When choosing a hosting provider, don’t forget to think about one important factor: Location, Location, Location.
Where your server is located could have a major effect on the efficiency and future of your website. When thinking of where to purchase hosting for your site, it’s important that you consider where your server will be located. A hosting provider should have global communication connections, access to your target market and a handle on what factors in to optimal server location regions.
Before you read on, you should understand a little about web infrastructure:
The Internet is really just a web (hence the name ‘worldwide web’) of interconnected networks. When information is requested from a server (as in loading a site or webpage), it has to travel from your server to a hosting network and then to a few other networks for the data to be exchanged. This is why location is so important: your hosting provider needs to be close to a reliable network for you to get a fast connection that will perform better for your target market.
In addition to a good location, your server should be housed in a data center that has highly advanced technology and a team of experts. Another must is an advanced cooling system that will balance the workload of multiple servers working overtime. If a center is managed properly, the chances of your website failing or loading slowly are much slimmer.
Some Factors to Think About:
A server should be located in an environmentally low-risk area for a number of reasons. Extremely cold weather is often not a problem, as a network of servers needs to be kept cool; however, an area with extreme weather is not an ideal place for a data center.
Earthquakes, hurricanes, floods, and tornados can pose a huge risk to a number of sites hosted in a risky area. That’s not to say risky areas do not have data centers, though. Remember hurricane Sandy? Data centers around the northeast were effected by the storm, causing great unrest in the hosting industry and many down websites.
Legal and Political
Every different region (or country) has it’s own unique security, privacy and freedom of speech laws. Keep this in mind as you’re choosing who to host your site with. In certain international areas, some content might be against the law. In China, for example, there are extensive limits to what can be made available to the public. Just keep your target market in mind at all times.

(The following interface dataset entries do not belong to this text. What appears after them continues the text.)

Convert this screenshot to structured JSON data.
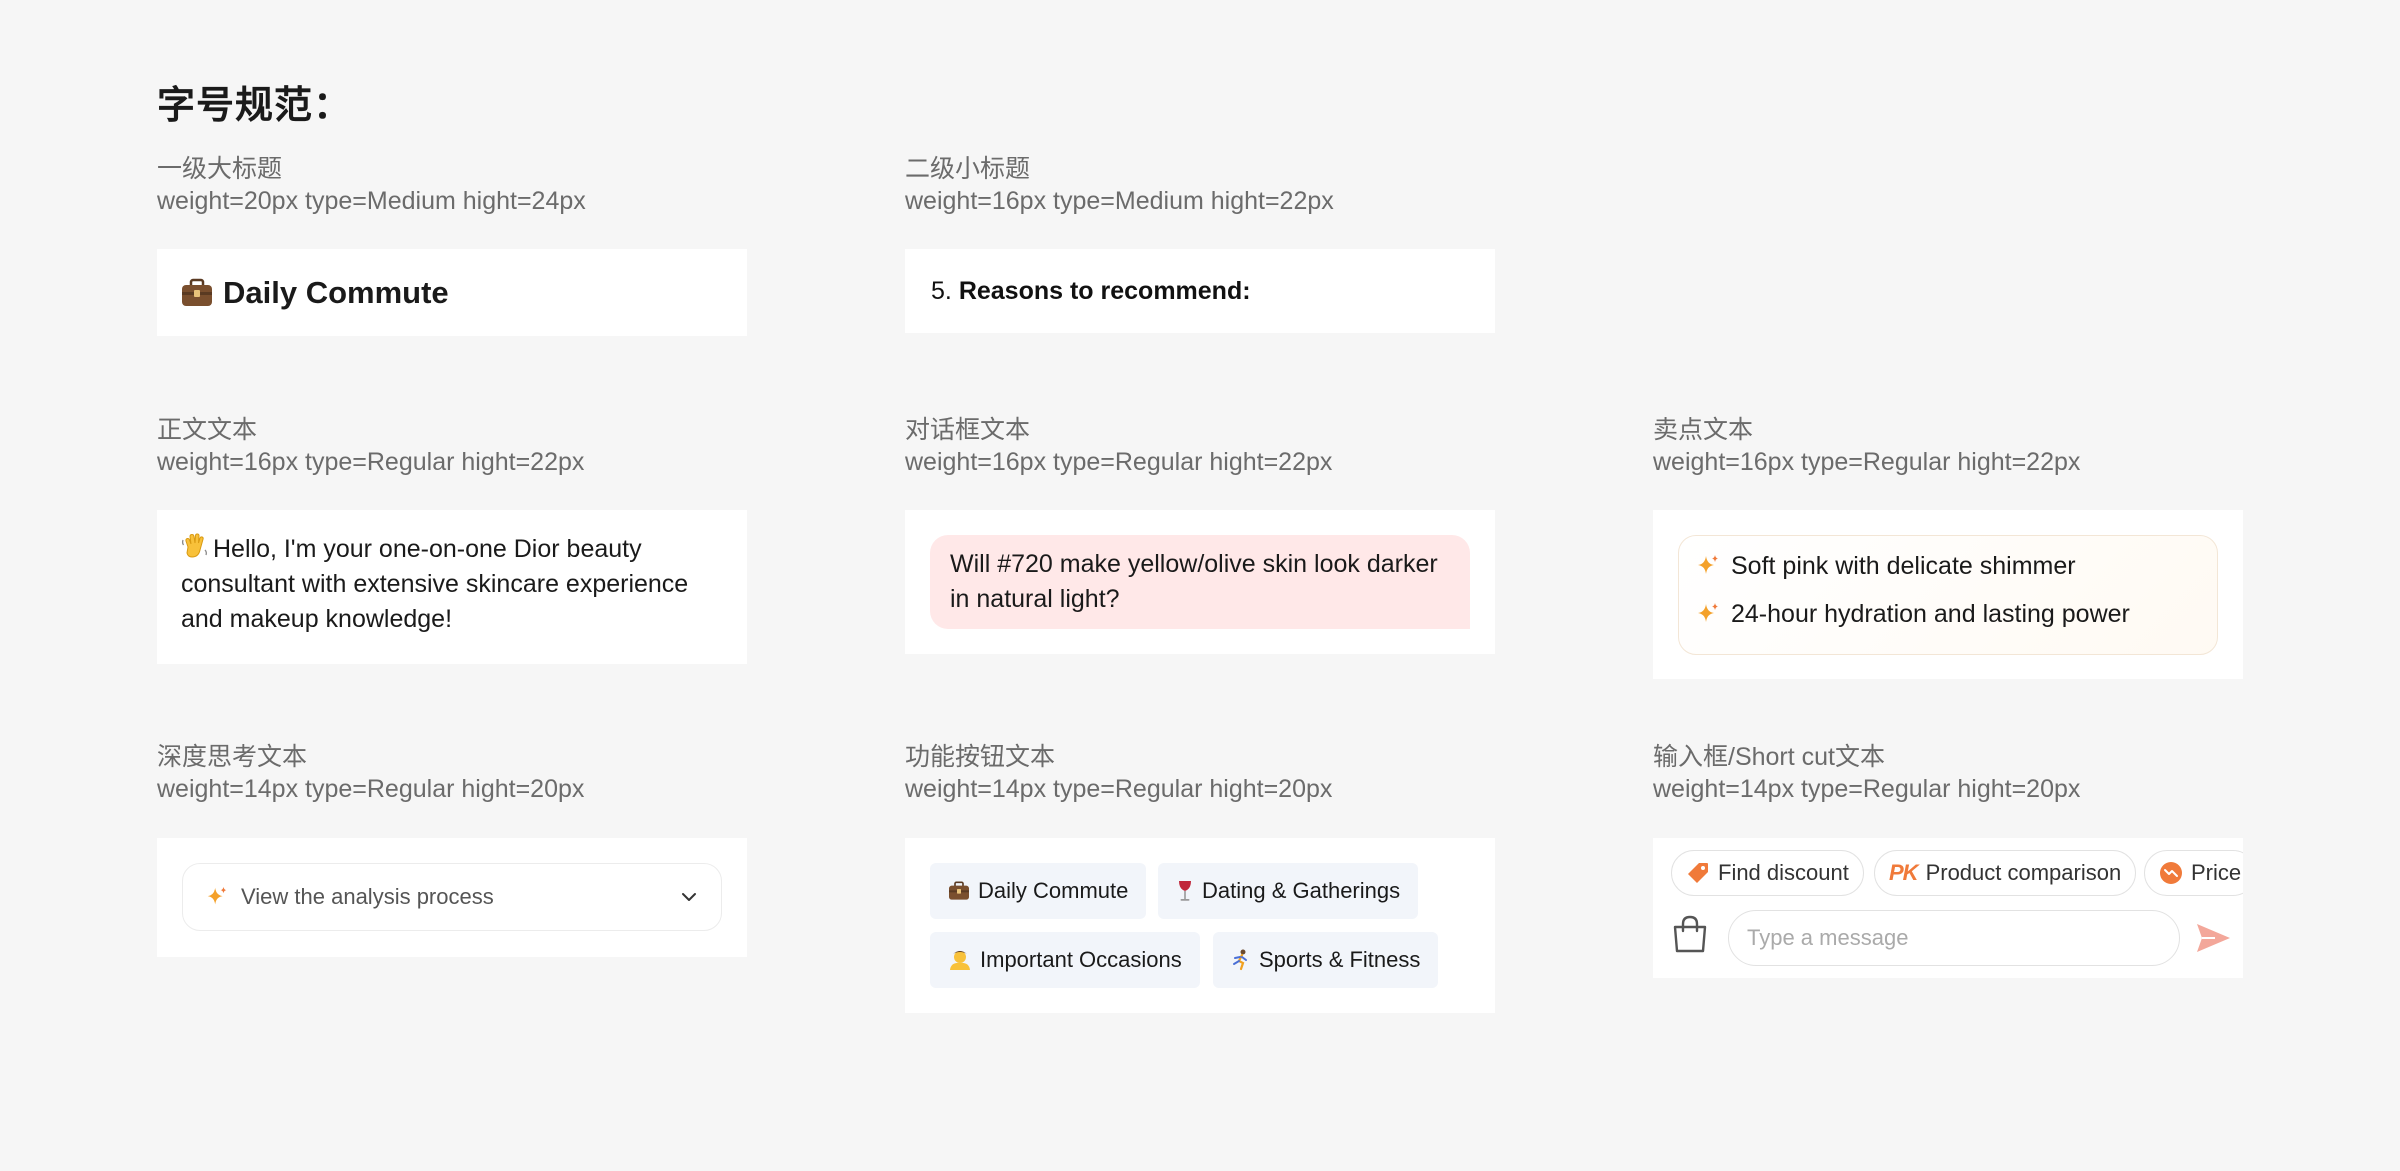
{
  "page_title": "字号规范：",
  "sections": {
    "h1": {
      "name": "一级大标题",
      "spec": "weight=20px type=Medium hight=24px",
      "sample": "Daily Commute"
    },
    "h2": {
      "name": "二级小标题",
      "spec": "weight=16px type=Medium hight=22px",
      "sample_num": "5.",
      "sample": "Reasons to recommend:"
    },
    "body": {
      "name": "正文文本",
      "spec": "weight=16px type=Regular hight=22px",
      "sample": "Hello, I'm your one-on-one Dior beauty consultant with extensive skincare experience and makeup knowledge!"
    },
    "dialog": {
      "name": "对话框文本",
      "spec": "weight=16px type=Regular hight=22px",
      "sample": "Will #720 make yellow/olive skin look darker in natural light?"
    },
    "selling": {
      "name": "卖点文本",
      "spec": "weight=16px type=Regular hight=22px",
      "items": [
        "Soft pink with delicate shimmer",
        "24-hour hydration and lasting power"
      ]
    },
    "thinking": {
      "name": "深度思考文本",
      "spec": "weight=14px type=Regular hight=20px",
      "label": "View the analysis process"
    },
    "buttons": {
      "name": "功能按钮文本",
      "spec": "weight=14px type=Regular hight=20px",
      "chips": [
        "Daily Commute",
        "Dating & Gatherings",
        "Important Occasions",
        "Sports & Fitness"
      ]
    },
    "input": {
      "name": "输入框/Short cut文本",
      "spec": "weight=14px type=Regular hight=20px",
      "shortcuts": [
        "Find discount",
        "Product comparison",
        "Price"
      ],
      "pk_glyph": "PK",
      "placeholder": "Type a message"
    }
  },
  "colors": {
    "accent_orange": "#f07a3a",
    "bubble_bg": "#ffe8e8",
    "chip_bg": "#f2f5fa",
    "send_icon": "#f3a79a"
  },
  "icons": {
    "h1": "briefcase-icon",
    "body": "waving-hand-icon",
    "selling": "sparkle-icon",
    "thinking": [
      "sparkle-icon",
      "chevron-down-icon"
    ],
    "chips": [
      "briefcase-icon",
      "wine-glass-icon",
      "person-bowing-icon",
      "running-person-icon"
    ],
    "input": [
      "tag-icon",
      "pk-icon",
      "price-trend-icon",
      "shopping-bag-icon",
      "send-icon"
    ]
  }
}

Also know that in the U.S. the Patriot Act enforces the fact that servers can be confiscated and inspected as evidence. If you have content that you want to disseminate beyond a local market, do a bit of research to see what’s ok for the areas you’re targeting. Your hosting provider can also give you some helpful international advice.
The price of the hosting package you select will be influenced by the energy costs and rate of exchange in the location your server is housed in.

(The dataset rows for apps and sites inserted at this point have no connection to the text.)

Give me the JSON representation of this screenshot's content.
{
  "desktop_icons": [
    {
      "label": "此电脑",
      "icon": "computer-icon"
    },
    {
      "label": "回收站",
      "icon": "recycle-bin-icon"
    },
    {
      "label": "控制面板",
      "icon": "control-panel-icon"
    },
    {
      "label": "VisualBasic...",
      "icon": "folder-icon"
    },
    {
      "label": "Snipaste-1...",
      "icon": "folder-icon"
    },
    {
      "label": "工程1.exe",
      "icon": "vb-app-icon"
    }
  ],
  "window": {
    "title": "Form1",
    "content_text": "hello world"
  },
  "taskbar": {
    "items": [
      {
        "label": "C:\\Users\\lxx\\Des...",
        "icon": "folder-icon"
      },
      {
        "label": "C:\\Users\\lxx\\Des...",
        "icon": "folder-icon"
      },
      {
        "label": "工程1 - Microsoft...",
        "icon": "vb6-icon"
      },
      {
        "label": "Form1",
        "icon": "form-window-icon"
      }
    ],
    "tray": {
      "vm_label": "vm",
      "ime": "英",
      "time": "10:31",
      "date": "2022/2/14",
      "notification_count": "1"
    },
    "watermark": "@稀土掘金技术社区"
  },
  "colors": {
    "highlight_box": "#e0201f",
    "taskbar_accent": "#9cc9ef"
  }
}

Energy costs in Canada are way lower than in the U.S.; however, if you go with a more expensive New York based server, you’ll be closer to major networks of communication–and that’s often better for your online content distribution. If the exchange rate happens to be better in the U.S. at the time, then that’s another factor to think about.
Server Location for SEO

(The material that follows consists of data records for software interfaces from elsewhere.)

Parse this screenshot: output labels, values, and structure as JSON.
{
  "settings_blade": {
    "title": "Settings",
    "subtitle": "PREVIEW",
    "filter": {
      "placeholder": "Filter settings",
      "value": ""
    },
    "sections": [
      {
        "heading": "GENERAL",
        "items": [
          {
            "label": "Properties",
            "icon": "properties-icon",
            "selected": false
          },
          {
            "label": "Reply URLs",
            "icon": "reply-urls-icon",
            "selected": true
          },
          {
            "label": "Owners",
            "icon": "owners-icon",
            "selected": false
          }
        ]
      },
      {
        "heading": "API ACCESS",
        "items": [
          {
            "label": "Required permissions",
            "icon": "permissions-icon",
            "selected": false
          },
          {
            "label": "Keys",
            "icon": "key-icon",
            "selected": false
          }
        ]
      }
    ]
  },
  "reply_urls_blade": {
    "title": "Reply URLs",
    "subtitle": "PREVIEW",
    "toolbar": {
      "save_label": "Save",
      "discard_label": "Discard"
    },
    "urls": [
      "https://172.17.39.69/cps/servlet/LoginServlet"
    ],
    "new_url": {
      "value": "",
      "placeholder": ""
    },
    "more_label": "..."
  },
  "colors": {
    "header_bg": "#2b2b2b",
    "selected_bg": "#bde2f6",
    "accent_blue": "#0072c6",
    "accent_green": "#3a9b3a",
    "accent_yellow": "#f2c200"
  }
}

Google and other search engines determine your server location when indexing your site for a certain regional market or language category.
Your server location is essentially a clue regarding your site’s intended audience and search engines will definitely pick up on that. That’s why it’s so important to consider hosting your site on a server (or in a data center) that’s within range of the demographics you’re trying to target. Proximity to your market should be considered by both you and your hosting provider.
If you have an international site, it’s best to have it hosted in a number of international locations. This way you’ll reach the full potential of your site’s target market.
Cloud Providers and Server Proximity
Cloud providers have servers many miles away from where you or your business operates, and it’s likely that these servers are also miles away from your customer base. Simple tasks like sending e-mails or updating social media might not be a big deal; however more involved data operations might go through at much slower speeds of performance.
Look for a cloud provider that has servers dispersed geographically which hold the same data. For example, if you have a wide target market, you’ll probably want one in New York as well as in London in order to reach a broad audience with very little site latency. If you can’t find a provider that offers such a service, you’re better off picking one that’s in close proximity to you.
Choosing a Good Provider
Lastly, integral to your site’s success is the caliber of hosting provider you decide to go with. Make sure to have a conversation with hosting companies about all of the locational factors mentioned above. That way, you can cross-check your potential provider for their knowledge of the industry as well as their servers’ proximity to your center of operations and target market.